What you should do:
Which lines of the records below contain the word "heading"? Copy each of them out.

[Records drawn from a dataset]
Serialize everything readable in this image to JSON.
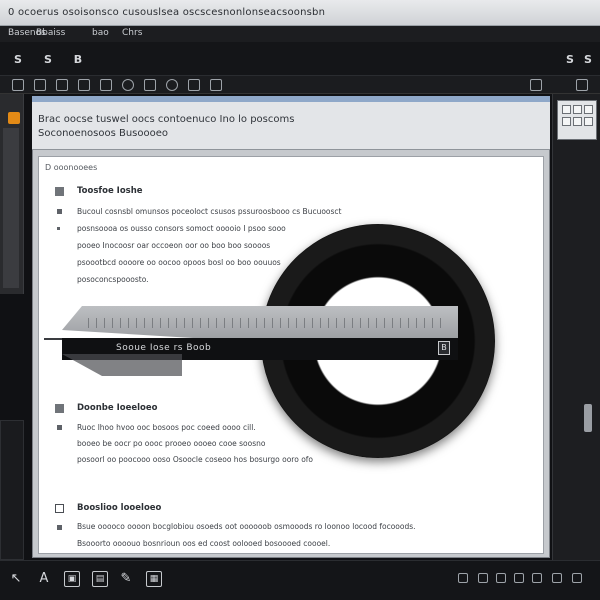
{
  "window": {
    "title": "0 ocoerus osoisonsco cusouslsea oscscesnonlonseacsoonsbn"
  },
  "menu": {
    "items": [
      "Basenos",
      "Bbaiss",
      "bao",
      "Chrs"
    ]
  },
  "toolbar": {
    "buttons": [
      "S",
      "S",
      "B"
    ],
    "right_buttons": [
      "S",
      "S"
    ]
  },
  "document": {
    "header_title": "Brac oocse tuswel oocs contoenuco Ino lo poscoms",
    "header_subtitle": "Soconoenosoos Busoooeo",
    "breadcrumb": "D ooonooees",
    "sections": [
      {
        "heading": "Toosfoe Ioshe",
        "lines": [
          "Bucoul cosnsbl omunsos poceoloct csusos pssuroosbooo cs Bucuoosct",
          "posnsoooa os ousso consors somoct ooooio I psoo sooo",
          "pooeo Inocoosr oar occoeon oor oo boo boo soooos",
          "psoootbcd oooore oo oocoo opoos bosl oo boo oouuos",
          "posoconcspooosto."
        ]
      },
      {
        "heading": "Doonbe Ioeeloeo",
        "lines": [
          "Ruoc lhoo hvoo ooc bosoos poc coeed oooo cill.",
          "booeo be oocr po oooc prooeo oooeo cooe soosno",
          "posoorl oo poocooo ooso Osoocle coseoo hos bosurgo ooro ofo"
        ]
      },
      {
        "heading": "Booslioo looeloeo",
        "lines": [
          "Bsue ooooco oooon bocglobiou osoeds oot oooooob osmooods ro loonoo locood focooods.",
          "Bsooorto oooouo bosnrioun oos ed coost oolooed bosoooed coooel."
        ]
      }
    ],
    "overlay_label": "Sooue Iose rs Boob",
    "overlay_icon": "B"
  },
  "bottom": {
    "icons": [
      "cursor-icon",
      "text-icon",
      "image-icon",
      "bus-icon",
      "brush-icon",
      "frame-icon"
    ]
  }
}
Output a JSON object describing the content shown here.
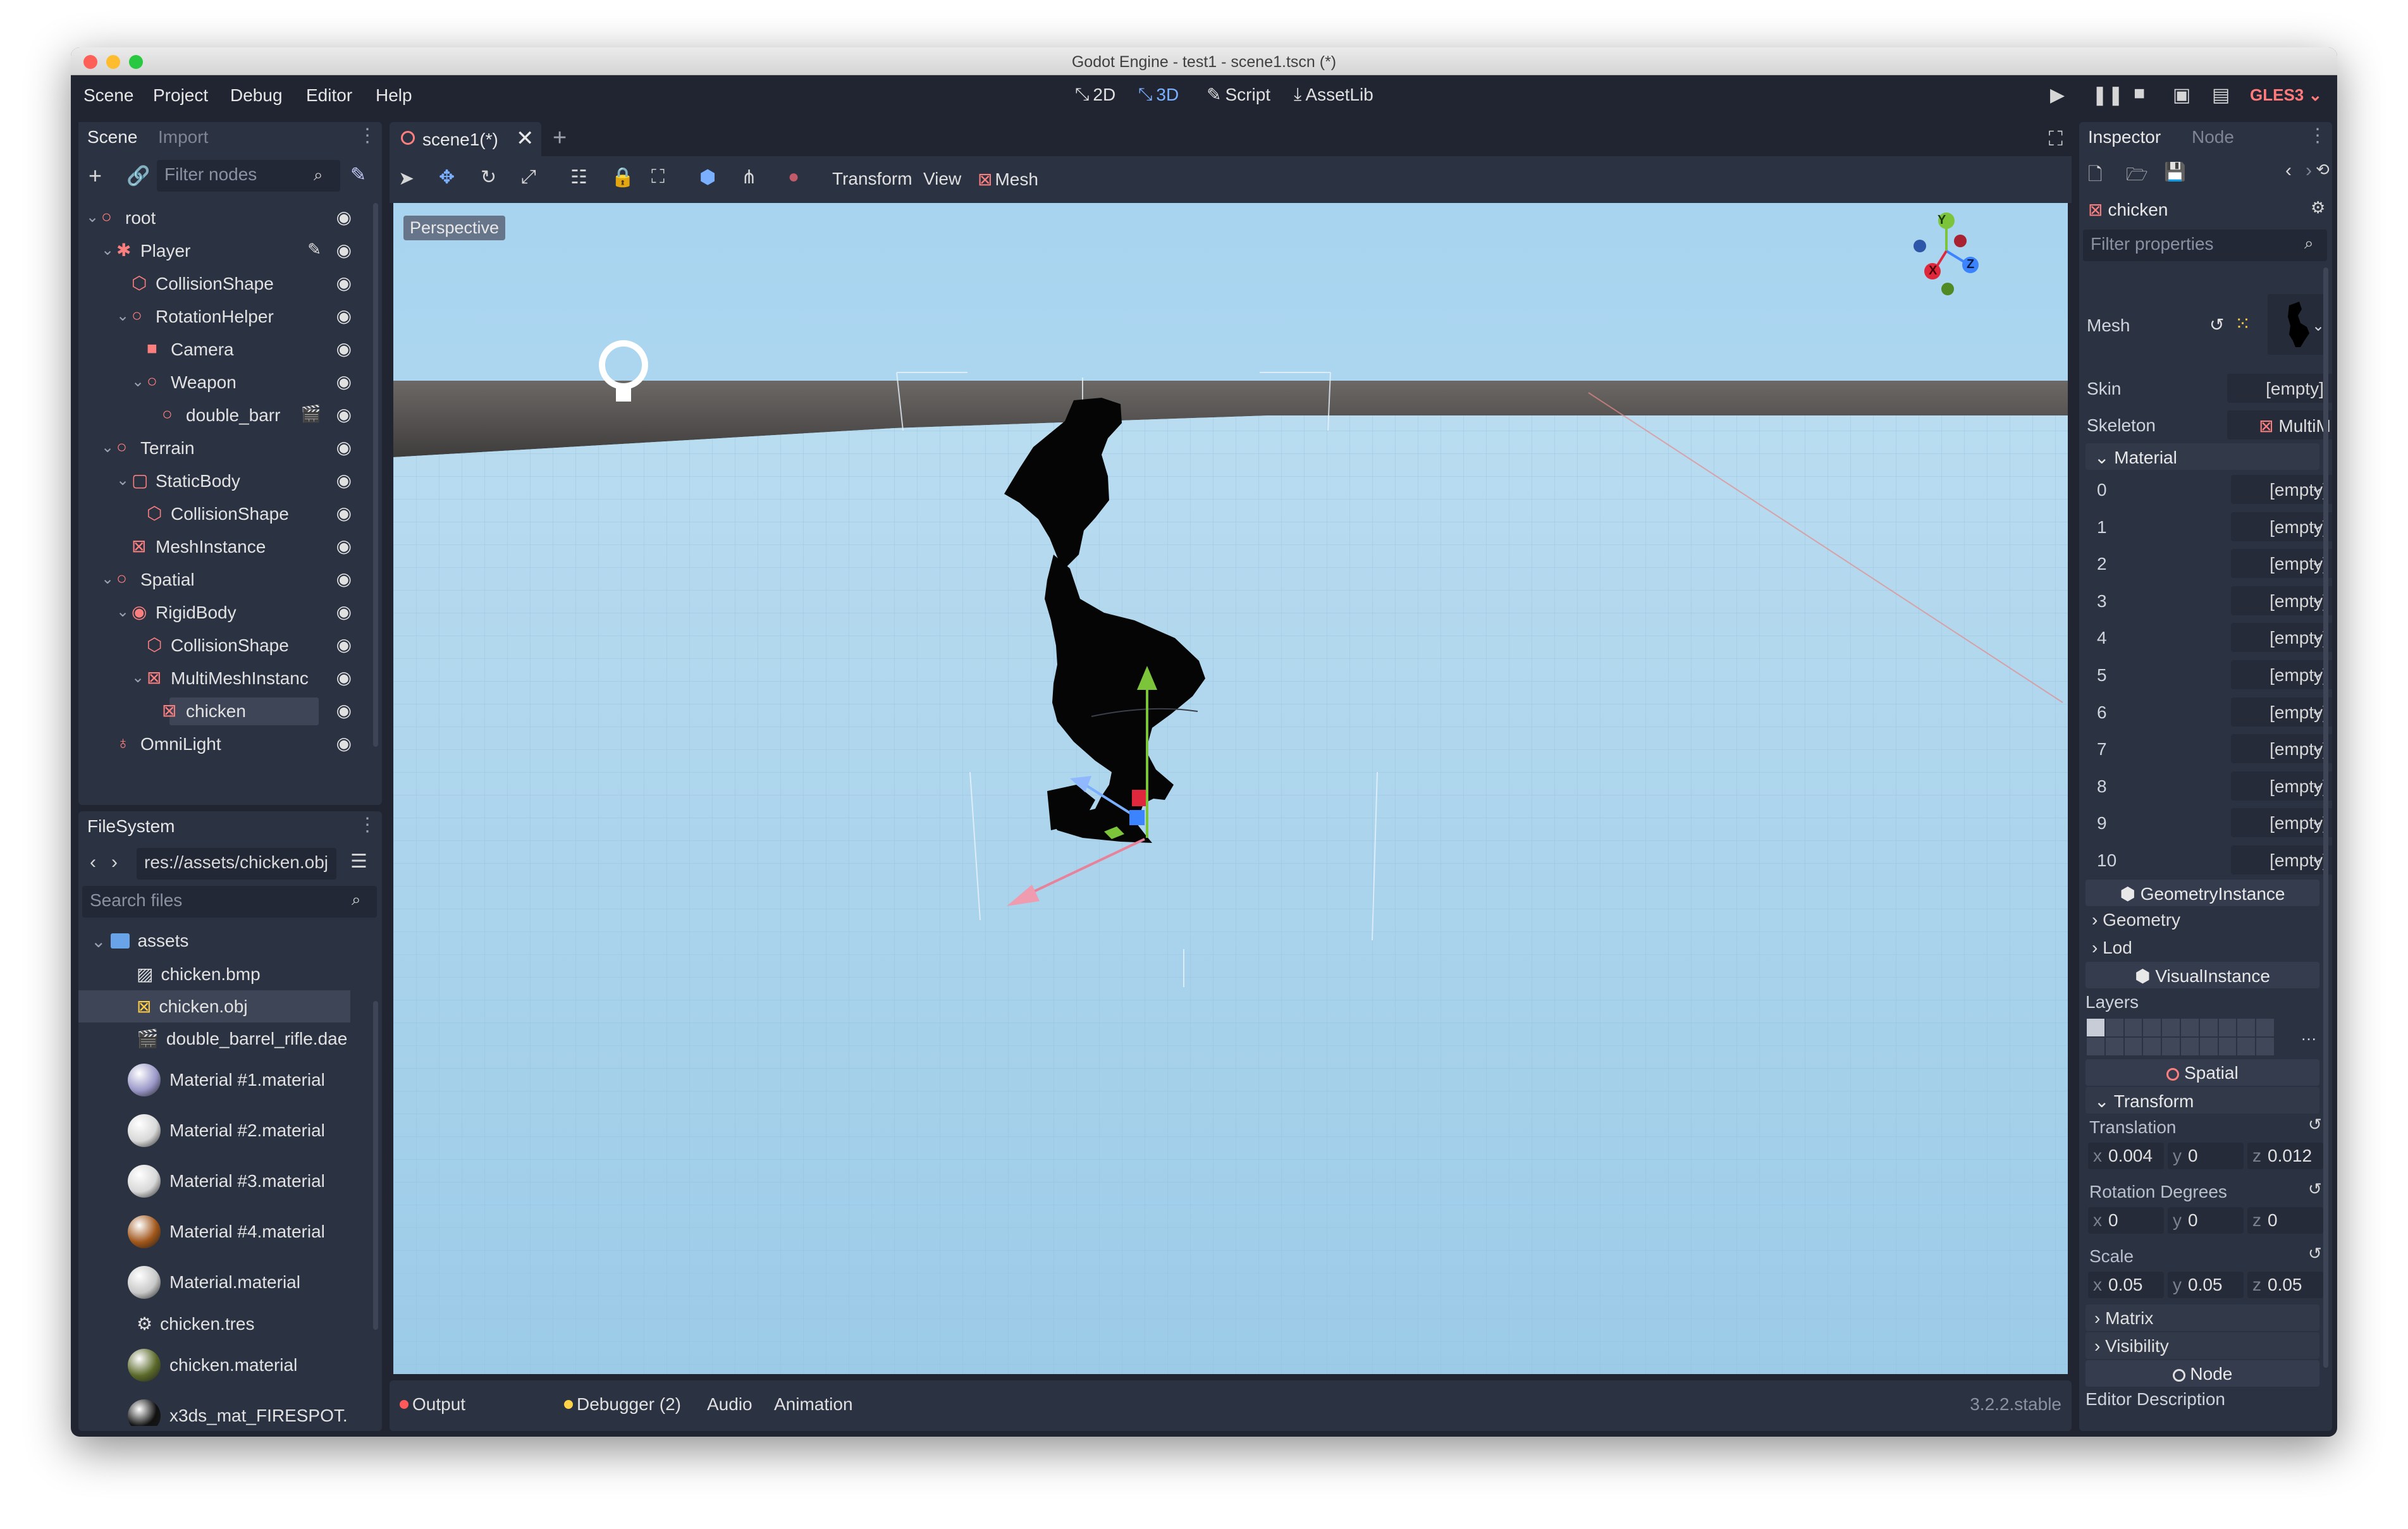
{
  "window": {
    "title": "Godot Engine - test1 - scene1.tscn (*)"
  },
  "menu": [
    "Scene",
    "Project",
    "Debug",
    "Editor",
    "Help"
  ],
  "workspaces": [
    {
      "label": "2D",
      "icon": "2d-icon"
    },
    {
      "label": "3D",
      "icon": "3d-icon",
      "active": true
    },
    {
      "label": "Script",
      "icon": "script-icon"
    },
    {
      "label": "AssetLib",
      "icon": "assetlib-icon"
    }
  ],
  "renderer": "GLES3",
  "scene_dock": {
    "tabs": [
      "Scene",
      "Import"
    ],
    "filter_placeholder": "Filter nodes",
    "tree": [
      {
        "label": "root",
        "depth": 0,
        "icon": "spatial-icon",
        "expanded": true
      },
      {
        "label": "Player",
        "depth": 1,
        "icon": "kinematic-body-icon",
        "expanded": true,
        "script": true
      },
      {
        "label": "CollisionShape",
        "depth": 2,
        "icon": "collision-shape-icon"
      },
      {
        "label": "RotationHelper",
        "depth": 2,
        "icon": "spatial-icon",
        "expanded": true
      },
      {
        "label": "Camera",
        "depth": 3,
        "icon": "camera-icon"
      },
      {
        "label": "Weapon",
        "depth": 3,
        "icon": "spatial-icon",
        "expanded": true
      },
      {
        "label": "double_barr",
        "depth": 4,
        "icon": "spatial-icon",
        "scene": true
      },
      {
        "label": "Terrain",
        "depth": 1,
        "icon": "spatial-icon",
        "expanded": true
      },
      {
        "label": "StaticBody",
        "depth": 2,
        "icon": "static-body-icon",
        "expanded": true
      },
      {
        "label": "CollisionShape",
        "depth": 3,
        "icon": "collision-shape-icon"
      },
      {
        "label": "MeshInstance",
        "depth": 2,
        "icon": "mesh-instance-icon"
      },
      {
        "label": "Spatial",
        "depth": 1,
        "icon": "spatial-icon",
        "expanded": true
      },
      {
        "label": "RigidBody",
        "depth": 2,
        "icon": "rigid-body-icon",
        "expanded": true
      },
      {
        "label": "CollisionShape",
        "depth": 3,
        "icon": "collision-shape-icon"
      },
      {
        "label": "MultiMeshInstanc",
        "depth": 3,
        "icon": "multimesh-icon",
        "expanded": true
      },
      {
        "label": "chicken",
        "depth": 4,
        "icon": "mesh-instance-icon",
        "selected": true
      },
      {
        "label": "OmniLight",
        "depth": 1,
        "icon": "omnilight-icon"
      }
    ]
  },
  "filesystem": {
    "tab": "FileSystem",
    "path": "res://assets/chicken.obj",
    "search_placeholder": "Search files",
    "folder": "assets",
    "items": [
      {
        "label": "chicken.bmp",
        "icon": "image-file-icon"
      },
      {
        "label": "chicken.obj",
        "icon": "mesh-file-icon",
        "selected": true
      },
      {
        "label": "double_barrel_rifle.dae",
        "icon": "scene-file-icon"
      },
      {
        "label": "Material #1.material",
        "icon": "material-sphere-icon",
        "color": "#9a98c8"
      },
      {
        "label": "Material #2.material",
        "icon": "material-sphere-icon",
        "color": "#d8d8d8"
      },
      {
        "label": "Material #3.material",
        "icon": "material-sphere-icon",
        "color": "#d8d8d8"
      },
      {
        "label": "Material #4.material",
        "icon": "material-sphere-icon",
        "color": "#a0561a"
      },
      {
        "label": "Material.material",
        "icon": "material-sphere-icon",
        "color": "#c8c8c8"
      },
      {
        "label": "chicken.tres",
        "icon": "resource-file-icon"
      },
      {
        "label": "chicken.material",
        "icon": "material-sphere-icon",
        "color": "#5b6a2a"
      },
      {
        "label": "x3ds_mat_FIRESPOT.",
        "icon": "material-sphere-icon",
        "color": "#111111"
      }
    ]
  },
  "viewport": {
    "tab_label": "scene1(*)",
    "toolbar_menus": [
      "Transform",
      "View",
      "Mesh"
    ],
    "perspective_label": "Perspective",
    "gizmo_axes": [
      "Y",
      "X",
      "Z"
    ]
  },
  "bottom_panel": {
    "tabs": [
      {
        "label": "Output",
        "dot": "#ff5a5a"
      },
      {
        "label": "Debugger (2)",
        "dot": "#ffd24a"
      },
      {
        "label": "Audio"
      },
      {
        "label": "Animation"
      }
    ],
    "version": "3.2.2.stable"
  },
  "inspector": {
    "tabs": [
      "Inspector",
      "Node"
    ],
    "object_name": "chicken",
    "filter_placeholder": "Filter properties",
    "mesh_label": "Mesh",
    "skin": {
      "label": "Skin",
      "value": "[empty]"
    },
    "skeleton": {
      "label": "Skeleton",
      "value": "MultiM"
    },
    "material_header": "Material",
    "materials": [
      {
        "index": "0",
        "value": "[empty]"
      },
      {
        "index": "1",
        "value": "[empty]"
      },
      {
        "index": "2",
        "value": "[empty]"
      },
      {
        "index": "3",
        "value": "[empty]"
      },
      {
        "index": "4",
        "value": "[empty]"
      },
      {
        "index": "5",
        "value": "[empty]"
      },
      {
        "index": "6",
        "value": "[empty]"
      },
      {
        "index": "7",
        "value": "[empty]"
      },
      {
        "index": "8",
        "value": "[empty]"
      },
      {
        "index": "9",
        "value": "[empty]"
      },
      {
        "index": "10",
        "value": "[empty]"
      }
    ],
    "section_geometry_instance": "GeometryInstance",
    "geometry": "Geometry",
    "lod": "Lod",
    "section_visual_instance": "VisualInstance",
    "layers_label": "Layers",
    "section_spatial": "Spatial",
    "transform_header": "Transform",
    "translation": {
      "label": "Translation",
      "x": "0.004",
      "y": "0",
      "z": "0.012"
    },
    "rotation": {
      "label": "Rotation Degrees",
      "x": "0",
      "y": "0",
      "z": "0"
    },
    "scale": {
      "label": "Scale",
      "x": "0.05",
      "y": "0.05",
      "z": "0.05"
    },
    "matrix": "Matrix",
    "visibility": "Visibility",
    "section_node": "Node",
    "editor_description": "Editor Description",
    "axis_letters": {
      "x": "x",
      "y": "y",
      "z": "z"
    }
  },
  "colors": {
    "accent": "#7ab0ff",
    "node_red": "#fc7f7f",
    "sky": "#a7d3ee",
    "floor": "#9fcde8",
    "panel": "#2b3242",
    "editor_bg": "#202531"
  }
}
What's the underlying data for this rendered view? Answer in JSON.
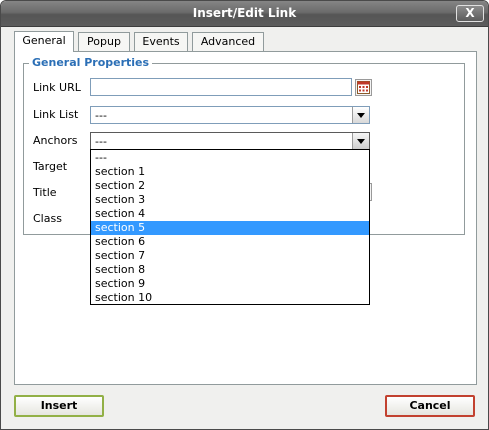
{
  "window": {
    "title": "Insert/Edit Link",
    "close_glyph": "X"
  },
  "tabs": [
    {
      "label": "General",
      "active": true
    },
    {
      "label": "Popup",
      "active": false
    },
    {
      "label": "Events",
      "active": false
    },
    {
      "label": "Advanced",
      "active": false
    }
  ],
  "general": {
    "legend": "General Properties",
    "link_url": {
      "label": "Link URL",
      "value": ""
    },
    "link_list": {
      "label": "Link List",
      "value": "---"
    },
    "anchors": {
      "label": "Anchors",
      "value": "---",
      "options": [
        "---",
        "section 1",
        "section 2",
        "section 3",
        "section 4",
        "section 5",
        "section 6",
        "section 7",
        "section 8",
        "section 9",
        "section 10"
      ],
      "highlighted": "section 5"
    },
    "target": {
      "label": "Target"
    },
    "title": {
      "label": "Title"
    },
    "class": {
      "label": "Class"
    }
  },
  "buttons": {
    "insert": "Insert",
    "cancel": "Cancel"
  },
  "colors": {
    "legend": "#2b6fb6",
    "highlight": "#3399ff",
    "insert_border": "#92b046",
    "cancel_border": "#c2412f"
  },
  "icons": {
    "browse": "browse-file-icon",
    "dropdown": "chevron-down-icon"
  }
}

Exercise result:
        "heading": "Toosfoe Ioshe",
        "heading": "Doonbe Ioeeloeo",
        "heading": "Booslioo looeloeo",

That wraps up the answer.